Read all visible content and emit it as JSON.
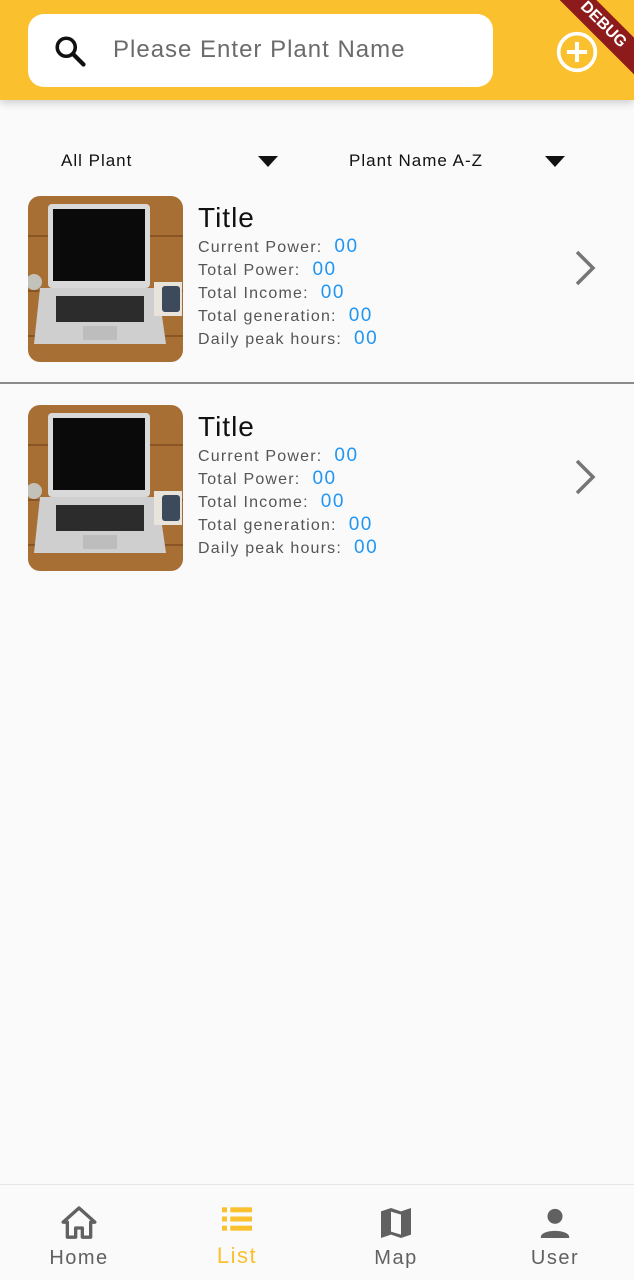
{
  "colors": {
    "header_bg": "#fbc02d",
    "accent": "#fbc02d",
    "value_blue": "#2196f3",
    "ribbon": "#8e1b1b"
  },
  "header": {
    "search_placeholder": "Please Enter Plant Name",
    "search_icon": "search-icon",
    "add_icon": "add-circle-icon",
    "debug_ribbon": "DEBUG"
  },
  "filters": {
    "plant_filter": "All Plant",
    "sort_order": "Plant Name A-Z"
  },
  "plants": [
    {
      "title": "Title",
      "current_power_label": "Current Power:",
      "current_power": "00",
      "total_power_label": "Total Power:",
      "total_power": "00",
      "total_income_label": "Total Income:",
      "total_income": "00",
      "total_generation_label": "Total generation:",
      "total_generation": "00",
      "daily_peak_hours_label": "Daily peak hours:",
      "daily_peak_hours": "00"
    },
    {
      "title": "Title",
      "current_power_label": "Current Power:",
      "current_power": "00",
      "total_power_label": "Total Power:",
      "total_power": "00",
      "total_income_label": "Total Income:",
      "total_income": "00",
      "total_generation_label": "Total generation:",
      "total_generation": "00",
      "daily_peak_hours_label": "Daily peak hours:",
      "daily_peak_hours": "00"
    }
  ],
  "bottom_nav": [
    {
      "label": "Home",
      "icon": "home-icon",
      "active": false
    },
    {
      "label": "List",
      "icon": "list-icon",
      "active": true
    },
    {
      "label": "Map",
      "icon": "map-icon",
      "active": false
    },
    {
      "label": "User",
      "icon": "user-icon",
      "active": false
    }
  ]
}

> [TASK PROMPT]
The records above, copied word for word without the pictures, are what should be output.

> [EXERCISE ANSWER]
Read all visible content and emit it as JSON.
{
  "colors": {
    "header_bg": "#fbc02d",
    "accent": "#fbc02d",
    "value_blue": "#2196f3",
    "ribbon": "#8e1b1b"
  },
  "header": {
    "search_placeholder": "Please Enter Plant Name",
    "search_icon": "search-icon",
    "add_icon": "add-circle-icon",
    "debug_ribbon": "DEBUG"
  },
  "filters": {
    "plant_filter": "All Plant",
    "sort_order": "Plant Name A-Z"
  },
  "plants": [
    {
      "title": "Title",
      "current_power_label": "Current Power:",
      "current_power": "00",
      "total_power_label": "Total Power:",
      "total_power": "00",
      "total_income_label": "Total Income:",
      "total_income": "00",
      "total_generation_label": "Total generation:",
      "total_generation": "00",
      "daily_peak_hours_label": "Daily peak hours:",
      "daily_peak_hours": "00"
    },
    {
      "title": "Title",
      "current_power_label": "Current Power:",
      "current_power": "00",
      "total_power_label": "Total Power:",
      "total_power": "00",
      "total_income_label": "Total Income:",
      "total_income": "00",
      "total_generation_label": "Total generation:",
      "total_generation": "00",
      "daily_peak_hours_label": "Daily peak hours:",
      "daily_peak_hours": "00"
    }
  ],
  "bottom_nav": [
    {
      "label": "Home",
      "icon": "home-icon",
      "active": false
    },
    {
      "label": "List",
      "icon": "list-icon",
      "active": true
    },
    {
      "label": "Map",
      "icon": "map-icon",
      "active": false
    },
    {
      "label": "User",
      "icon": "user-icon",
      "active": false
    }
  ]
}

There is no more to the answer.